Bent or uneven axles can also cause vibration. The axles are the rotating, long shafts attached to the wheels, conveying transmission power into them.

Even though axles are quite durable, they can be crooked due to driving in a ditch, collisions, or over an object or speed bumps on the highway. If this occurs, you will feel annoying jolts while driving. This usually escalates in intensity when you drive faster.

It is also possible that the driveshaft is hampered. A briskly spinning part of your car is necessary to transfer the engine’s power to the wheels and axles. If it is damaged or bent, it can shake and vibrate. 

The Bottom Line

The above-stated reasons are usually the most common ones causing car vibration issues, but remember that they are not the only culprits.
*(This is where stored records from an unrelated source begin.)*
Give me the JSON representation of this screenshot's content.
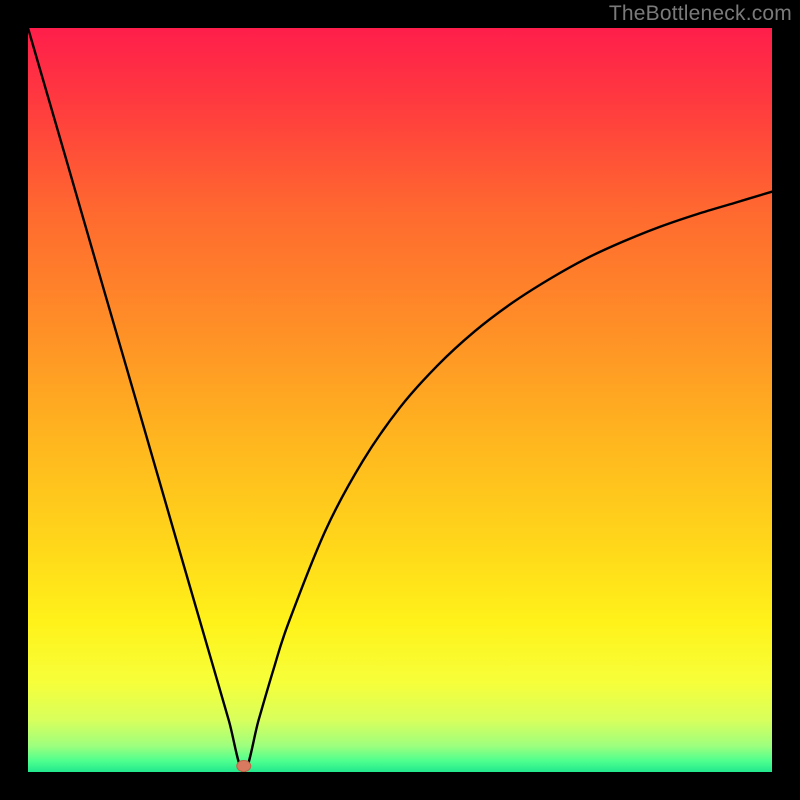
{
  "watermark": "TheBottleneck.com",
  "colors": {
    "frame": "#000000",
    "curve": "#000000",
    "marker_fill": "#d87a5f",
    "marker_stroke": "#c06247",
    "gradient_stops": [
      {
        "offset": 0.0,
        "color": "#ff1e4b"
      },
      {
        "offset": 0.1,
        "color": "#ff3a3f"
      },
      {
        "offset": 0.25,
        "color": "#ff6a2f"
      },
      {
        "offset": 0.4,
        "color": "#ff8e27"
      },
      {
        "offset": 0.55,
        "color": "#ffb51f"
      },
      {
        "offset": 0.7,
        "color": "#ffd81a"
      },
      {
        "offset": 0.8,
        "color": "#fff21a"
      },
      {
        "offset": 0.88,
        "color": "#f6ff3a"
      },
      {
        "offset": 0.93,
        "color": "#d8ff5c"
      },
      {
        "offset": 0.965,
        "color": "#9dff7e"
      },
      {
        "offset": 0.985,
        "color": "#4eff8e"
      },
      {
        "offset": 1.0,
        "color": "#22e88e"
      }
    ]
  },
  "chart_data": {
    "type": "line",
    "title": "",
    "xlabel": "",
    "ylabel": "",
    "xlim": [
      0,
      100
    ],
    "ylim": [
      0,
      100
    ],
    "note": "Bottleneck-style V-curve. Minimum at x≈29 where y≈0. Left branch rises roughly linearly to y=100 at x=0. Right branch rises concavely toward y≈78 at x=100.",
    "series": [
      {
        "name": "curve",
        "x": [
          0,
          5,
          10,
          15,
          20,
          25,
          27,
          29,
          31,
          33,
          35,
          40,
          45,
          50,
          55,
          60,
          65,
          70,
          75,
          80,
          85,
          90,
          95,
          100
        ],
        "y": [
          100,
          82.8,
          65.5,
          48.3,
          31.0,
          13.8,
          6.9,
          0.0,
          7.0,
          13.8,
          20.0,
          32.5,
          41.8,
          49.0,
          54.6,
          59.2,
          63.0,
          66.2,
          69.0,
          71.3,
          73.3,
          75.0,
          76.5,
          78.0
        ]
      }
    ],
    "marker": {
      "x": 29,
      "y": 0.8
    }
  }
}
No one knows your vehicle better than you.

If there is any unusual jerking, shaking, or noise, you will be the first person to notice it. Therefore, learn to listen to your vehicle and not disregard the warning signs. Happy driving!